:: EXTRACTED INFORMATION ::
- Opening Delimiter -

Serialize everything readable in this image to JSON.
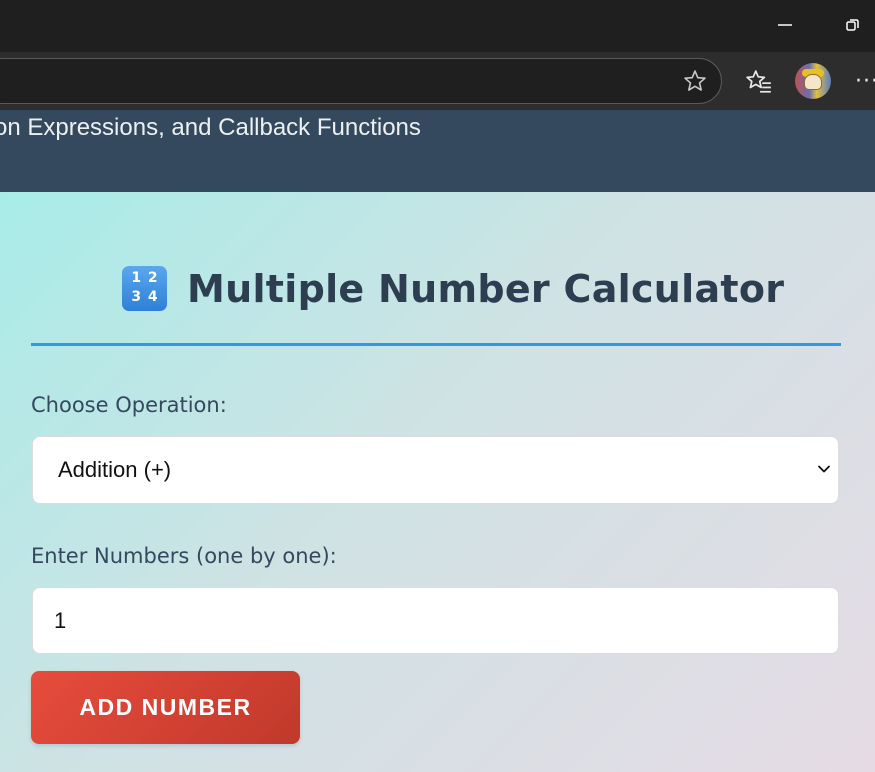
{
  "browser": {
    "icons": {
      "minimize": "minimize-icon",
      "restore": "restore-icon",
      "favorite": "star-icon",
      "favorites": "favorites-icon",
      "more": "more-icon"
    },
    "more_glyph": "···"
  },
  "page": {
    "header_subtitle": "on Expressions, and Callback Functions",
    "title": "Multiple Number Calculator",
    "title_emoji": [
      "1",
      "2",
      "3",
      "4"
    ],
    "operation_label": "Choose Operation:",
    "operation_selected": "Addition (+)",
    "numbers_label": "Enter Numbers (one by one):",
    "number_input_value": "1",
    "add_button_label": "ADD NUMBER"
  },
  "colors": {
    "header_bg": "#34495e",
    "accent_rule": "#3498db",
    "button_red": "#e74c3c",
    "text_dark": "#2c3e50"
  }
}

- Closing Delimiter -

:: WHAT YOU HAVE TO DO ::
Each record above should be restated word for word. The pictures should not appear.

:: YOUR SOLUTION ::
Serialize everything readable in this image to JSON.
{
  "browser": {
    "icons": {
      "minimize": "minimize-icon",
      "restore": "restore-icon",
      "favorite": "star-icon",
      "favorites": "favorites-icon",
      "more": "more-icon"
    },
    "more_glyph": "···"
  },
  "page": {
    "header_subtitle": "on Expressions, and Callback Functions",
    "title": "Multiple Number Calculator",
    "title_emoji": [
      "1",
      "2",
      "3",
      "4"
    ],
    "operation_label": "Choose Operation:",
    "operation_selected": "Addition (+)",
    "numbers_label": "Enter Numbers (one by one):",
    "number_input_value": "1",
    "add_button_label": "ADD NUMBER"
  },
  "colors": {
    "header_bg": "#34495e",
    "accent_rule": "#3498db",
    "button_red": "#e74c3c",
    "text_dark": "#2c3e50"
  }
}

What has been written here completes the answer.